Mike Averkiou knows a thing or two about bringing worlds together. He’s lived half his life on the Mediterranean island of Cyprus and half his life in the U.S., including 11 years in Seattle. His career path has taken him from academia to industry and back again. And as a bioengineer, he applies engineering precision to the biology of disease detection, improved cancer treatment and monitoring and ways to better deliver drugs to targeted cells.
Averkiou, who joins the UW Department of Bioengineering Jan. 5, 2015, as associate professor, brings expertise in ultrasound imaging and therapy technology. He will collaborate with UW’s ultrasound-based Washington Molecular Imaging and Therapy Center, or uWAMIT, set up to incubate ultrasound technologies and help transfer innovations into clinics.
His love for problem solving and applying the results to practical clinical tools and procedures guides his work, Averkiou says. “I get intense gratification and excitement from seeing my research results improving people’s health. So I put a strong emphasis on translational research and on clinical utility.”
At the University of Cyprus, where he has been first assistant and later associate professor of mechanical and manufacturing engineering since 2005, he founded the Biomedical Ultrasound Laboratory, and forged clinical collaborations with the local hospital and oncology center and other European medical schools.
Averkiou looks forward to returning to Seattle and being part of the strong network of clinical collaborators at UW and the large UW Medical Center, as well as being part of a nationally ranked department dedicated to bioengineering. He first joined the UW Applied Physics Laboratory (APL) as a postdoctoral fellow in 1994, working on lithotripsy, bubble dynamics and therapeutic ultrasound in collaboration with Lawrence Crum, research professor in bioengineering. In 1996 he took an adjunct research professor position with APL.
After joining ATL Ultrasound in 1996 in Bothell, Wash., which Philips Medical Systems acquired three years later, he set to work advancing ultrasound technology in earnest, amassing 38 U.S. and international patents on diagnostic and therapeutic applications of ultrasound to date.
Microbubbles drive clinical innovations
His past advances can be found in numerous clinical applications today, from nonlinear tissue imaging to microbubble contrast agents that improve the ability to see into the body and visualize detail as never before.

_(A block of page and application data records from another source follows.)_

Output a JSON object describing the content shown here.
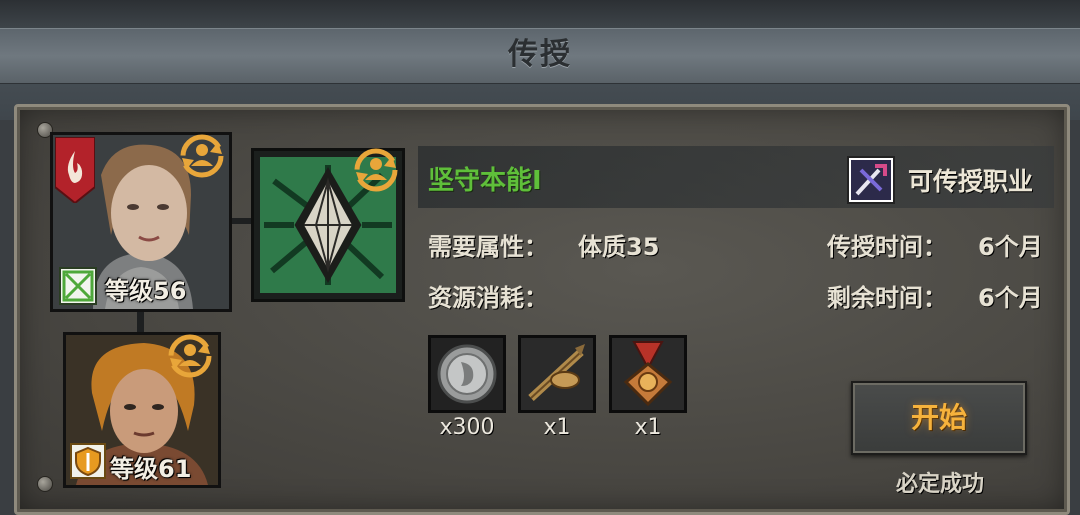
{
  "window": {
    "title": "传授"
  },
  "teacher": {
    "level_label": "等级56"
  },
  "student": {
    "level_label": "等级61"
  },
  "skill": {
    "name": "坚守本能I"
  },
  "job": {
    "label": "可传授职业"
  },
  "requirement": {
    "label": "需要属性：",
    "value": "体质35"
  },
  "teach_time": {
    "label": "传授时间：",
    "value": "6个月"
  },
  "remaining_time": {
    "label": "剩余时间：",
    "value": "6个月"
  },
  "resources": {
    "label": "资源消耗：",
    "items": [
      {
        "icon": "silver-coin-icon",
        "qty": "x300"
      },
      {
        "icon": "scroll-quiver-icon",
        "qty": "x1"
      },
      {
        "icon": "medal-icon",
        "qty": "x1"
      }
    ]
  },
  "start_button": {
    "label": "开始"
  },
  "success_note": "必定成功",
  "colors": {
    "skill_green": "#5fbf3a",
    "start_orange": "#f6b23c",
    "cycle_gold": "#e8a63a"
  }
}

At the UW, he will expand on his work using ultrasound as a means of drug delivery targeting cancer cells, spotting the earliest stages of disease by imaging the formation of new tumor blood vessels and improving drug delivery. In one area of research, he uses high intensity focused ultrasound to blast cell membranes with microbubbles. The membranes temporarily allow the microbubbles, loaded with drug nanoparticles, to pass through them and trigger a molecular change. “I want to continue developing imaging and therapy ultrasound technology in order to bring image-guided ultrasound-mediated drug delivery into clinical trials,” Averkiou says.
His philosophy is to push forward on all fronts – so he performs research at various stages in-vitro, pre-clinical and clinical studies. A particular capability that he brings with him is studying machine perfusion of living human-sized livers. Using pig livers collected from the local slaughterhouse, he can keep them alive for 6-10 hours and image how blood—and drugs—flow into the tissue. “This is an excellent test bed for measuring perfusion and drug delivery,” he says. He hopes to advance this method to using diseased human livers from transplants or diseased sections removed during surgery. “The long-term objective is to take livers from humans and condition them to address disease issues, and then be able to place them back into the person.”
A love for engineering and mountain biking
From an early age, he knew he wanted to study engineering. In high school, he drew a horizontal line on a map from Cyprus around the world, looking for quality engineering schools in the U.S. that would share a similar climate. The winner: the University of Texas at Austin, where he received a Fulbright/AMIDEAST scholarship after his freshman year, and earned BS, MS and PhD degrees in mechanical engineering.
Averkiou’s wife is a UW alumna (MS, Nutritional Sciences), and both their sons happen to be pursuing engineering degrees at UW. Once back in Seattle, Averkiou is eager to tackle nearby mountains again, on snowboard and especially on mountain bike. First skidding onto the trails in 1987, he says, “I really love and enjoy mountain biking. As a student, my first mountain bike was slightly more expensive than the car I had at the time, and I had to work hard to save enough money to buy it.” While at Philips, he organized weekly mountain biking outings that still continue today. When he returned to Cyprus in 2005, he started a free weekend mountain biking “school” for 6-12-year-olds, once again bringing his two worlds together. As for himself, he says, “I like single tracks with a high degree of difficulty and some danger. I enjoy the adrenaline rush.”